Data items
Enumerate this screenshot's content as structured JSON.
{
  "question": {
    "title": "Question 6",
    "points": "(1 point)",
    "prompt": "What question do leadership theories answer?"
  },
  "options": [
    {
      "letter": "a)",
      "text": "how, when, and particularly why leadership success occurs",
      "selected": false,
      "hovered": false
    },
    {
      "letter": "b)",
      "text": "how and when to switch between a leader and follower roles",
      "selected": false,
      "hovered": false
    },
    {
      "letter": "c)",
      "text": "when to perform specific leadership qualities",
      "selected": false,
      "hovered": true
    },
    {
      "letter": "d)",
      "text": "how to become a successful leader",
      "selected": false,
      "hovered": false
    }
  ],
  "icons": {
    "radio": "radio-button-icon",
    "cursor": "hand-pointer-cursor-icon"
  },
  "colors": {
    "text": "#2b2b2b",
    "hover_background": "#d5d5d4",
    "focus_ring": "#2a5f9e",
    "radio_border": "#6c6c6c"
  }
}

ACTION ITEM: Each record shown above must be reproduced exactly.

ANSWER TO THIS TASK:
Enumerate this screenshot's content as structured JSON.
{
  "question": {
    "title": "Question 6",
    "points": "(1 point)",
    "prompt": "What question do leadership theories answer?"
  },
  "options": [
    {
      "letter": "a)",
      "text": "how, when, and particularly why leadership success occurs",
      "selected": false,
      "hovered": false
    },
    {
      "letter": "b)",
      "text": "how and when to switch between a leader and follower roles",
      "selected": false,
      "hovered": false
    },
    {
      "letter": "c)",
      "text": "when to perform specific leadership qualities",
      "selected": false,
      "hovered": true
    },
    {
      "letter": "d)",
      "text": "how to become a successful leader",
      "selected": false,
      "hovered": false
    }
  ],
  "icons": {
    "radio": "radio-button-icon",
    "cursor": "hand-pointer-cursor-icon"
  },
  "colors": {
    "text": "#2b2b2b",
    "hover_background": "#d5d5d4",
    "focus_ring": "#2a5f9e",
    "radio_border": "#6c6c6c"
  }
}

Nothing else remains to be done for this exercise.